Friday, August 30, 2013

"Why Did She Have to Die?"

As you may recall, several months ago I expressed my desire to be a guest on a Star Wars podcast. Preferably Rebel Force Radio or Full of Sith. I would also accept an invitation from ForceCast, but they haven't been the same since their previous hosts left to start Rebel Force Radio.

Alas, the more I listen to these podcasts, the more I realize their guests are generally well-known for something. I however, am not well-known - I would have to sell way more books in order for that to happen. Since part of my plan to sell more books is to go on a podcast to drum up support, you can see where the cycle leaves me.

Since my book is not selling, the next best move is prove to them how great a Star Wars conversationalist I would be on their show. So, without further ado, I present: "Why Did She Have to Die?: The Real Reason Padmé Kicked the Force-Bucket."

First off - SPOILER ALERT! Anakin is Darth Vader. His wife, Padmé, dies in Episode III. Okay, now on to the lesson (prepare to have your minds blown!).
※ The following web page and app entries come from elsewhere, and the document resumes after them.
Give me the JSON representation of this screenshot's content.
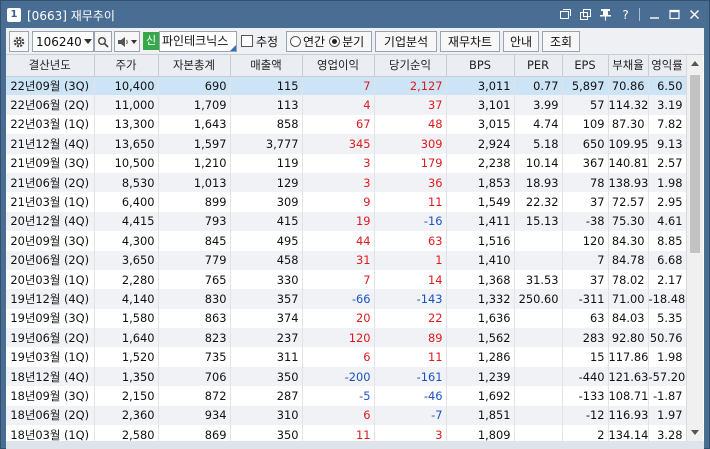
{
  "window": {
    "number": "1",
    "title": "[0663] 재무추이"
  },
  "titlebar_icons": [
    "restore-icon",
    "copy-icon",
    "pin-icon",
    "help-icon",
    "minimize-icon",
    "maximize-icon",
    "close-icon"
  ],
  "toolbar": {
    "stock_code": "106240",
    "new_badge": "신",
    "company_name": "파인테크닉스",
    "estimate_label": "추정",
    "estimate_checked": false,
    "period_options": [
      "연간",
      "분기"
    ],
    "period_selected": "분기",
    "buttons": [
      "기업분석",
      "재무차트",
      "안내",
      "조회"
    ]
  },
  "table": {
    "columns": [
      "결산년도",
      "주가",
      "자본총계",
      "매출액",
      "영업이익",
      "당기순익",
      "BPS",
      "PER",
      "EPS",
      "부채율",
      "영익률"
    ],
    "rows": [
      {
        "period": "22년09월 (3Q)",
        "price": "10,400",
        "equity": "690",
        "sales": "115",
        "op": "7",
        "net": "2,127",
        "bps": "3,011",
        "per": "0.77",
        "eps": "5,897",
        "debt": "70.86",
        "opm": "6.50",
        "op_c": "red",
        "net_c": "red"
      },
      {
        "period": "22년06월 (2Q)",
        "price": "11,000",
        "equity": "1,709",
        "sales": "113",
        "op": "4",
        "net": "37",
        "bps": "3,101",
        "per": "3.99",
        "eps": "57",
        "debt": "114.32",
        "opm": "3.19",
        "op_c": "red",
        "net_c": "red"
      },
      {
        "period": "22년03월 (1Q)",
        "price": "13,300",
        "equity": "1,643",
        "sales": "858",
        "op": "67",
        "net": "48",
        "bps": "3,015",
        "per": "4.74",
        "eps": "109",
        "debt": "87.30",
        "opm": "7.82",
        "op_c": "red",
        "net_c": "red"
      },
      {
        "period": "21년12월 (4Q)",
        "price": "13,650",
        "equity": "1,597",
        "sales": "3,777",
        "op": "345",
        "net": "309",
        "bps": "2,924",
        "per": "5.18",
        "eps": "650",
        "debt": "109.95",
        "opm": "9.13",
        "op_c": "red",
        "net_c": "red"
      },
      {
        "period": "21년09월 (3Q)",
        "price": "10,500",
        "equity": "1,210",
        "sales": "119",
        "op": "3",
        "net": "179",
        "bps": "2,238",
        "per": "10.14",
        "eps": "367",
        "debt": "140.81",
        "opm": "2.57",
        "op_c": "red",
        "net_c": "red"
      },
      {
        "period": "21년06월 (2Q)",
        "price": "8,530",
        "equity": "1,013",
        "sales": "129",
        "op": "3",
        "net": "36",
        "bps": "1,853",
        "per": "18.93",
        "eps": "78",
        "debt": "138.93",
        "opm": "1.98",
        "op_c": "red",
        "net_c": "red"
      },
      {
        "period": "21년03월 (1Q)",
        "price": "6,400",
        "equity": "899",
        "sales": "309",
        "op": "9",
        "net": "11",
        "bps": "1,549",
        "per": "22.32",
        "eps": "37",
        "debt": "72.57",
        "opm": "2.95",
        "op_c": "red",
        "net_c": "red"
      },
      {
        "period": "20년12월 (4Q)",
        "price": "4,415",
        "equity": "793",
        "sales": "415",
        "op": "19",
        "net": "-16",
        "bps": "1,411",
        "per": "15.13",
        "eps": "-38",
        "debt": "75.30",
        "opm": "4.61",
        "op_c": "red",
        "net_c": "blue"
      },
      {
        "period": "20년09월 (3Q)",
        "price": "4,300",
        "equity": "845",
        "sales": "495",
        "op": "44",
        "net": "63",
        "bps": "1,516",
        "per": "",
        "eps": "120",
        "debt": "84.30",
        "opm": "8.85",
        "op_c": "red",
        "net_c": "red"
      },
      {
        "period": "20년06월 (2Q)",
        "price": "3,650",
        "equity": "779",
        "sales": "458",
        "op": "31",
        "net": "1",
        "bps": "1,410",
        "per": "",
        "eps": "7",
        "debt": "84.78",
        "opm": "6.68",
        "op_c": "red",
        "net_c": "red"
      },
      {
        "period": "20년03월 (1Q)",
        "price": "2,280",
        "equity": "765",
        "sales": "330",
        "op": "7",
        "net": "14",
        "bps": "1,368",
        "per": "31.53",
        "eps": "37",
        "debt": "78.02",
        "opm": "2.17",
        "op_c": "red",
        "net_c": "red"
      },
      {
        "period": "19년12월 (4Q)",
        "price": "4,140",
        "equity": "830",
        "sales": "357",
        "op": "-66",
        "net": "-143",
        "bps": "1,332",
        "per": "250.60",
        "eps": "-311",
        "debt": "71.00",
        "opm": "-18.48",
        "op_c": "blue",
        "net_c": "blue"
      },
      {
        "period": "19년09월 (3Q)",
        "price": "1,580",
        "equity": "863",
        "sales": "374",
        "op": "20",
        "net": "22",
        "bps": "1,636",
        "per": "",
        "eps": "63",
        "debt": "84.03",
        "opm": "5.35",
        "op_c": "red",
        "net_c": "red"
      },
      {
        "period": "19년06월 (2Q)",
        "price": "1,640",
        "equity": "823",
        "sales": "237",
        "op": "120",
        "net": "89",
        "bps": "1,562",
        "per": "",
        "eps": "283",
        "debt": "92.80",
        "opm": "50.76",
        "op_c": "red",
        "net_c": "red"
      },
      {
        "period": "19년03월 (1Q)",
        "price": "1,520",
        "equity": "735",
        "sales": "311",
        "op": "6",
        "net": "11",
        "bps": "1,286",
        "per": "",
        "eps": "15",
        "debt": "117.86",
        "opm": "1.98",
        "op_c": "red",
        "net_c": "red"
      },
      {
        "period": "18년12월 (4Q)",
        "price": "1,350",
        "equity": "706",
        "sales": "350",
        "op": "-200",
        "net": "-161",
        "bps": "1,239",
        "per": "",
        "eps": "-440",
        "debt": "121.63",
        "opm": "-57.20",
        "op_c": "blue",
        "net_c": "blue"
      },
      {
        "period": "18년09월 (3Q)",
        "price": "2,150",
        "equity": "872",
        "sales": "287",
        "op": "-5",
        "net": "-46",
        "bps": "1,692",
        "per": "",
        "eps": "-133",
        "debt": "108.71",
        "opm": "-1.87",
        "op_c": "blue",
        "net_c": "blue"
      },
      {
        "period": "18년06월 (2Q)",
        "price": "2,360",
        "equity": "934",
        "sales": "310",
        "op": "6",
        "net": "-7",
        "bps": "1,851",
        "per": "",
        "eps": "-12",
        "debt": "116.93",
        "opm": "1.97",
        "op_c": "red",
        "net_c": "blue"
      },
      {
        "period": "18년03월 (1Q)",
        "price": "2,580",
        "equity": "869",
        "sales": "350",
        "op": "11",
        "net": "3",
        "bps": "1,809",
        "per": "",
        "eps": "2",
        "debt": "134.14",
        "opm": "3.28",
        "op_c": "red",
        "net_c": "red"
      }
    ],
    "selected_row": 0
  },
  "scrollbar": {
    "position_fraction": 0.0
  },
  "colors": {
    "titlebar": "#4a6d94",
    "positive": "#e0191d",
    "negative": "#1a52c4",
    "selected_row": "#cce4f5",
    "new_badge": "#36a84a"
  }
}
The common belief is that Padmé died of a broken heart. Why? Well, probably because that is what the script says. However, this strikes people as being a little lame. However, because of my love for Star Wars, I was willing to accept the premise, since George Lucas is known for his love of cheesy, old-style movies where a broken heart really could kill you. However, it turns out that a broken heart actually can kill you, according to WebMD.
"Obi-Wan, I looked it up on WedMD... I can die of a broken heart."
Nevertheless, the common argument against Padmé dying this way is that she had her children to live for. People also note that she tells Obi-Wan that there is "still good in him," in reference to Anakin. If she really believed this, then why would she give up? Why would a powerful woman - a queen and a senator, no less - just give up?

Why? I'll tell you why. And it is exactly because she is such an amazing, powerful, and caring woman. Padmé knew Anakin was having nightmares about her dying in childbirth. She knew he was obsessed with saving her. She knew of the horrific things he did in order to save her. She must have believed that the only way to stop him would be for her to no longer be alive for him to save. Her life in public service taught her to "fall on her own sword," as it were, to serve the greater good.

Her hope was that the good within Anakin would cause him to repent of the dark side that controlled him. Thus she told Obi-Wan that there was good in Anakin. She hoped he could help Anakin see reason now that Padmé would be out of the equation (obviously she was probably not told about how Obi-Wan left Anakin for dead on Mustafar - which seemed to put a bit of a damper on their relationship).
"Gee, Anakin, are you still bitter about me leaving you on Mustafar?"
As for her newborn children, Padmé seemed to be counting on the good inside Anakin to turn him back to the light side and care for their newborn children. She also had good reason to believe that Anakin would not be punished for his crimes since the corruption in the government provided numerous loopholes for criminals to escape jail time. In the worst case scenario, Anakin could plead insanity and serve a few months in Coruscant's psychiatirc hospital.

In summary, Padmé should be hailed for the heroic effort to save the galaxy, rather than being called a sissy for dying of a broken heart - even though her plan didn't quite work out the way she might have hoped.

So, is your mind blown yet? If so, pass on the word - B. P. Draper should be a guest on a Star Wars podcast.

Not convinced yet? Fine, I'll write some more mind-blowing content in the future.

Friday, August 2, 2013

Weird Math

Well, there isn't a lot to talk about. I am still working on my drawings for my upcoming children's book. I'm still hoping Amazon.com will recognize that Bubby I - Wanted: A Hero like None Other should be listed for free.

So, in the mean time, check out the best score I've ever achieved in ten rounds of Minesweeper.
Do you like how winning 7 out of 10 is equal to a 69% success rate? My elementary school teachers would have cried themselves to sleep if I gave that sort of answer on a test.